Bad Company
Theatrical poster for film
Directed byTay Garnett
Written byJack Lait (novel)
Tay Garnett
Tom Buckingham
Produced byCharles R. Rogers
Harry Joe Brown
StarringHelen Twelvetrees
Ricardo Cortez
CinematographyArthur C. Miller
Edited byClaude Berkeley
Music byArthur Lange
Distributed by RKO Pathé
Release date
  • October 2, 1931 (1931-10-02) (U.S.)[1]
Running time
76 minutes
CountryUnited States

Bad Company is a 1931 American pre-Code gangster film directed and co-written by Tay Garnett with Tom Buckingham based on Jack Lait's 1930 novel Put on the Spot. It stars Helen Twelvetrees and Ricardo Cortez. Told from the view of a woman, the working titles of this film were The Gangster's Wife and The Mad Marriage.[2] Unlike many static early sound films, Garnett includes several scenes using a moving camera climaxing in a gigantic assault on an office building with both sides using heavy machine guns.


Rich and beautiful Helen King is about to marry Steve Carlyle, a wealthy young professional. Unknown to Helen and her family, Steve is a legal advisor to a megalomaniac gangster Goldie Gorio.

Steve wishes to leave the rackets but Goldie reintroduces him to his future father-in-law, a rival gangster where both parties see the marriage as a symbol of peace and an end of violence in their transactions.
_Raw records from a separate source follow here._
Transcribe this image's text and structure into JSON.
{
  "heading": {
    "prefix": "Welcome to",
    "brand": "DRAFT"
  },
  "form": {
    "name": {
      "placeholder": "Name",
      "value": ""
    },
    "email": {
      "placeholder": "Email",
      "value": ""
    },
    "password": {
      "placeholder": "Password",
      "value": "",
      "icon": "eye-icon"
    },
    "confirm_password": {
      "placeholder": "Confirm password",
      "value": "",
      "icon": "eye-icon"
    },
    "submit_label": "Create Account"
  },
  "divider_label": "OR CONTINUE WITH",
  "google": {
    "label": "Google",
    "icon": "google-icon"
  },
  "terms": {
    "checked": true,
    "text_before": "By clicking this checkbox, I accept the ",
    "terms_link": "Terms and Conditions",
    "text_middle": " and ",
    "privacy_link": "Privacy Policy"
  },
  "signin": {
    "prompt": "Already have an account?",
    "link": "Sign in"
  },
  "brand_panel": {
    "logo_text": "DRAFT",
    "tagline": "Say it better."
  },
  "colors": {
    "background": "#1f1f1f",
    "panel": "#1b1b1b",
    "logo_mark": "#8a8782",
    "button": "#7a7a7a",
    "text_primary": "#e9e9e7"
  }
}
Steve remains with Goldie and fills in for him to a visit to a rival gangster's boat where he is ambushed and nearly killed by their machine gun. Helen vows revenge on Goldie.


(as per AFI database.)[1]

Critical reception

In a contemporary review in The New York Times, critic Mordaunt Hall wrote that the film was "good enough entertainment of its kind," that "machine guns, on the whole, provide the most effective bits," and that "Ricardo Cortez plays the part effectively [...] if he becomes a little ludicrous in his more savage moods, splitting a man's head for suggesting that a dinner coat ordinarily has but one button, turning homicidal lunatic when a cat pushes a plaster bust of himself off the table - he is at least honestly amusing."[3] A modern review by author and critic Danny Reid reported that the film "gives us an underworld fully realized and utterly perverse [...] the violence is frankly shocking for the time, and the direction lively and playful" and "it’s the utter insanity of Cortez’s Capone-esque magnate you’ll take away with you."[4]

See also


  1. ^ a b "Bad Company: Detail View". American Film Institute. Retrieved April 22, 2014.
  2. ^ "Bad Company". Archived from the original on October 23, 2012. Retrieved March 30, 2011.
  3. ^ Hall, Mordaunt. "THE SCREEN; The Brave and the Fair, and a Thriller From, the Sherlock Holmes Detective Series. A Conan Doyle Tale. Cinderella Wins Out. A Jolly German Operetta. Those Gangsters Again". The New York Times. The New York Times Inc. Retrieved October 28, 2022.
  4. ^ Reid, Danny. "Bad Company (1931) Review, with Helen Twelvetrees and Ricardo Cortez". Retrieved October 28, 2022.